* Exercise details *
Do any lines in the data below contain "title"? If so, copy every one of them.

*** Supplied material ***

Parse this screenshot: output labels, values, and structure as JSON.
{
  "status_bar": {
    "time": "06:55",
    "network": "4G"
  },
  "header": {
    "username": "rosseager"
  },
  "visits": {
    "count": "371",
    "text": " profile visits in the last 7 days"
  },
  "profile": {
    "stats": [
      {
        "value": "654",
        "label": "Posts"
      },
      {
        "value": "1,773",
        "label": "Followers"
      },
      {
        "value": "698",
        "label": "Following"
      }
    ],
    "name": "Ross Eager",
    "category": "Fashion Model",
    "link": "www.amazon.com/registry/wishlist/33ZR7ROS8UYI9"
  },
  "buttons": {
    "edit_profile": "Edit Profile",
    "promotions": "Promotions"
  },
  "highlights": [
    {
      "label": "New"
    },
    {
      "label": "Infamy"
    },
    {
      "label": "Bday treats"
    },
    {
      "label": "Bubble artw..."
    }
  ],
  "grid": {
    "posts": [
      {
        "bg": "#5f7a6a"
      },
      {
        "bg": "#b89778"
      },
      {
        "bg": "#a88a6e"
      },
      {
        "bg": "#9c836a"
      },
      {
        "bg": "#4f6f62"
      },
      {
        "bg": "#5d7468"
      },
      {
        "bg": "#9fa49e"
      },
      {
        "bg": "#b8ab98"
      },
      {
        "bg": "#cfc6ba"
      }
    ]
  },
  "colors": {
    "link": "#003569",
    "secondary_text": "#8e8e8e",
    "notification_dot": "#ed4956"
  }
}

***
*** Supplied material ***

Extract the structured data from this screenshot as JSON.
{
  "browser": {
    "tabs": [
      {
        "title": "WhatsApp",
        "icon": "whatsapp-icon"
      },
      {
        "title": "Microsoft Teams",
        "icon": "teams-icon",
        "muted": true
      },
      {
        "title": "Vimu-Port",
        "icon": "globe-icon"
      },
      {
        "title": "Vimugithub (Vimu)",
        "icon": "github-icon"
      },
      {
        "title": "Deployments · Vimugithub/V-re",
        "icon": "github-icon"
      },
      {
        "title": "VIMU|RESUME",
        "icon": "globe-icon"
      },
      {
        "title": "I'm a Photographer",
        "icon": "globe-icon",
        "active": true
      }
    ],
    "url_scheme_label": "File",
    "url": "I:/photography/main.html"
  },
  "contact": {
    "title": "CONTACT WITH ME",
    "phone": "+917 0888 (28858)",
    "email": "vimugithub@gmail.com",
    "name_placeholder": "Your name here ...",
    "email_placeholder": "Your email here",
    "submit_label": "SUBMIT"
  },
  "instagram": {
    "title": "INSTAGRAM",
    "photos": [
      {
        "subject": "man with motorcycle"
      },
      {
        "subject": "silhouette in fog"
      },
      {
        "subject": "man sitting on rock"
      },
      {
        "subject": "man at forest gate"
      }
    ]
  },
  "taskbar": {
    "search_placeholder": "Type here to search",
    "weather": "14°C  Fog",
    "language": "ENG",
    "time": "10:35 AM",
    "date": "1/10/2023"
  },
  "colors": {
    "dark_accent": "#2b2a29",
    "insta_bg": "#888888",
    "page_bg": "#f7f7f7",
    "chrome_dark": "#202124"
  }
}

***

* Answer *
        "title": "WhatsApp",
        "title": "Microsoft Teams",
        "title": "Vimu-Port",
        "title": "Vimugithub (Vimu)",
        "title": "Deployments · Vimugithub/V-re",
        "title": "VIMU|RESUME",
        "title": "I'm a Photographer",
    "title": "CONTACT WITH ME",
    "title": "INSTAGRAM",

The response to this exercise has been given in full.